Like it or not, even the Super Bowl is becoming an online streaming affair.
This year, an average of 1.4 million people tuned in online every minute during the game, watching more than 315 million minutes of coverage, CBS said on Monday. Additionally, the live stream had a total audience of 3.96 million unique viewers across all devices, who consumed more than 402 million total minutes of coverage, at an average of 101 minutes each.
These numbers are in line with CBS's (cbs) claims on Sunday evening that Super Bowl streaming had a "record audience," if we compare them to NBC's numbers from last year. Although they're not exactly comparable, last year an average of 800,000 people per minute streamed more than 213 million minutes of coverage, according to NBC.
And despite the Internet not being the optimal technology for top-quality sports viewing, as Re/code notes, this trend is only likely to continue. CBS likely saw an increase in streaming viewership both because it made it easier to access by making it available through services like Apple TV and Xbox One, and because people are growing more comfortable with the idea.
Another reason could simply be the overarching "cord-cutting" trend of consumers choosing online streaming services like Netflix and Hulu over traditional cable or satellite TV packages.

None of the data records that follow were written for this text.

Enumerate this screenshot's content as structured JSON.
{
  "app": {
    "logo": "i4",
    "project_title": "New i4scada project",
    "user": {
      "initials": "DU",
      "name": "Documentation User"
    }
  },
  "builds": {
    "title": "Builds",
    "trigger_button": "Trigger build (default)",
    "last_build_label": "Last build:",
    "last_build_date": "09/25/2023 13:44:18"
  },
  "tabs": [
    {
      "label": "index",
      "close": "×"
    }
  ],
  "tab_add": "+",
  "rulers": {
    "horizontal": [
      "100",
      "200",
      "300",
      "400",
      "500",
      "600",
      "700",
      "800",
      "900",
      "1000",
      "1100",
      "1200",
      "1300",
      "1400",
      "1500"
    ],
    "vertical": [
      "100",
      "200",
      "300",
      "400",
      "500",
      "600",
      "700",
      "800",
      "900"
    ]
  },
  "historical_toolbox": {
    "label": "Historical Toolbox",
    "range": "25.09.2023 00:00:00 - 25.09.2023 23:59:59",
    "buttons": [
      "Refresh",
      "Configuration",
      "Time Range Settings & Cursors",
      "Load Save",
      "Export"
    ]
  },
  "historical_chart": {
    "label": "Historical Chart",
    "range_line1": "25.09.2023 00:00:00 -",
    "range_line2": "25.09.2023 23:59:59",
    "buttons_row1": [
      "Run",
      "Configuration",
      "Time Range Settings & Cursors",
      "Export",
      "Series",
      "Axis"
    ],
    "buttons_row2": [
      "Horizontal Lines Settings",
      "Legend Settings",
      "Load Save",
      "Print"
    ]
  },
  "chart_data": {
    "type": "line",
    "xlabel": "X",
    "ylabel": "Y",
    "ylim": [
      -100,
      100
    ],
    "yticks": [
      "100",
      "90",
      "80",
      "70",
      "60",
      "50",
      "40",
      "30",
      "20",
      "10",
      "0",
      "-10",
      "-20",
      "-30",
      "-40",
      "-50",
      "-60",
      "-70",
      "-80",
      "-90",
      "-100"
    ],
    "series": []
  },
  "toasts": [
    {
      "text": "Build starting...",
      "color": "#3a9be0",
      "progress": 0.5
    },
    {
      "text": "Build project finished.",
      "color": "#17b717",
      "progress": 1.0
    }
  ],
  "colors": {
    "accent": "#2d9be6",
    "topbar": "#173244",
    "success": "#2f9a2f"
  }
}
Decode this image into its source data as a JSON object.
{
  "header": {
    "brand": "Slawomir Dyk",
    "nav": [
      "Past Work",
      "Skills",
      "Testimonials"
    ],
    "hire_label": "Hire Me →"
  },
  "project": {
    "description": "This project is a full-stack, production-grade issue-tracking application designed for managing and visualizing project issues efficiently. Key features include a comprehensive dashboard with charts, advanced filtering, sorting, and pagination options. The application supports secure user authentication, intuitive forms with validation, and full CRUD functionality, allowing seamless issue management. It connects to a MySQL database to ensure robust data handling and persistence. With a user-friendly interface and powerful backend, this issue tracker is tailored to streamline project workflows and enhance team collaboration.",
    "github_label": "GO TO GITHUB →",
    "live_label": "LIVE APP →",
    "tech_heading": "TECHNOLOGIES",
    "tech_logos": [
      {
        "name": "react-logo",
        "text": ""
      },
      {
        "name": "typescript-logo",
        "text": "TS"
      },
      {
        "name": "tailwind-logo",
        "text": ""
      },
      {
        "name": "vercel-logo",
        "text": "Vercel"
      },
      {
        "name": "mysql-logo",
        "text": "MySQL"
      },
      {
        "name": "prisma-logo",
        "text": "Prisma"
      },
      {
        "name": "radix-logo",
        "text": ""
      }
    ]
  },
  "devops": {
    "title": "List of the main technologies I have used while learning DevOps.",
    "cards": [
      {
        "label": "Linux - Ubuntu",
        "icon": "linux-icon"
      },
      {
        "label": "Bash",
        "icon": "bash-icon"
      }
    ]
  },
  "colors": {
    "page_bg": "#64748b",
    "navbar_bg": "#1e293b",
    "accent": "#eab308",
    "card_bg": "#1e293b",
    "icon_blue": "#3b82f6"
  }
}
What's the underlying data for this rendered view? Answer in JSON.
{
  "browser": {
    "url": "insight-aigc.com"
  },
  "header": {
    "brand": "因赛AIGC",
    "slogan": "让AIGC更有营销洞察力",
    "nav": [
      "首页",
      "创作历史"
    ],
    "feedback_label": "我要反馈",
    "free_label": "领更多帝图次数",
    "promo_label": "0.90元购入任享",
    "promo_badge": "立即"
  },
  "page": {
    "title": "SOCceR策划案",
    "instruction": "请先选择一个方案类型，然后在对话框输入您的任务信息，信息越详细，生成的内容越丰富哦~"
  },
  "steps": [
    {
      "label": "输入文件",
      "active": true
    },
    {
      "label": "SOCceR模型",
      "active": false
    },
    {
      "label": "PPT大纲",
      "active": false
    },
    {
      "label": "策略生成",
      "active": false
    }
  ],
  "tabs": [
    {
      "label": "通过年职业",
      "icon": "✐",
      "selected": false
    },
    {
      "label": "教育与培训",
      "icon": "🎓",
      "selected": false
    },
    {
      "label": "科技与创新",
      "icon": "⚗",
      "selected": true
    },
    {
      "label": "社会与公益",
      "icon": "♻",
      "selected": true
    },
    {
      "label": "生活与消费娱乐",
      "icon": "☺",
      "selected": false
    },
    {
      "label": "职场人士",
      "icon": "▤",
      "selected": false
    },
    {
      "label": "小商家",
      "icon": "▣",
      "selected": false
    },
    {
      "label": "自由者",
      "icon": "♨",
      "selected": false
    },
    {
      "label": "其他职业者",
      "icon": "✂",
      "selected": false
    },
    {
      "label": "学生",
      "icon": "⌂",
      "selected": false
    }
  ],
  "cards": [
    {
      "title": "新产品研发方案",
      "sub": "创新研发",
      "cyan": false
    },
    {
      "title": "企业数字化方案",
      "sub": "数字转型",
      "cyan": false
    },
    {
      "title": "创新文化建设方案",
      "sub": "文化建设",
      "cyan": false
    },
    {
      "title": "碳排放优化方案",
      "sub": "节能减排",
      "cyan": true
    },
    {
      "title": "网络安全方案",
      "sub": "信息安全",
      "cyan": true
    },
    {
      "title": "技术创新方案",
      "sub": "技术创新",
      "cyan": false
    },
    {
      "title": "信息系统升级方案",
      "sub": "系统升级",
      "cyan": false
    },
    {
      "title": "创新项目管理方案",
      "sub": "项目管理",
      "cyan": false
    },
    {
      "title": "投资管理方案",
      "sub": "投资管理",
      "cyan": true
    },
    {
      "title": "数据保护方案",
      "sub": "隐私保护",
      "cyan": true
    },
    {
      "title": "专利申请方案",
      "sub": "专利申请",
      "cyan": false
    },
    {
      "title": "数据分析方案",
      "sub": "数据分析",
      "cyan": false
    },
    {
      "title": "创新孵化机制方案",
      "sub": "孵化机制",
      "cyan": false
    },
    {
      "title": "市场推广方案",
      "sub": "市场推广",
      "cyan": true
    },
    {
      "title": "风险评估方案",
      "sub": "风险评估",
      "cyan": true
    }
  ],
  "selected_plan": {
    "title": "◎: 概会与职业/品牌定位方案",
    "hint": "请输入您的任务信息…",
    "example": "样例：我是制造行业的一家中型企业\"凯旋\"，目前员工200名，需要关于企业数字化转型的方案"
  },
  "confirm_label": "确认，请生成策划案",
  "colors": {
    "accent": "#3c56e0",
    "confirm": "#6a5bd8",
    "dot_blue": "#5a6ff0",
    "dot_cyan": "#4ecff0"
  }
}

Sports remain one of the few reasons die-hard fans stick to cable, but as those become more and more available online, fans, and especially "millennials," are likely favor the Internet for that as well.
We're reached out to CBS and will update if we hear more.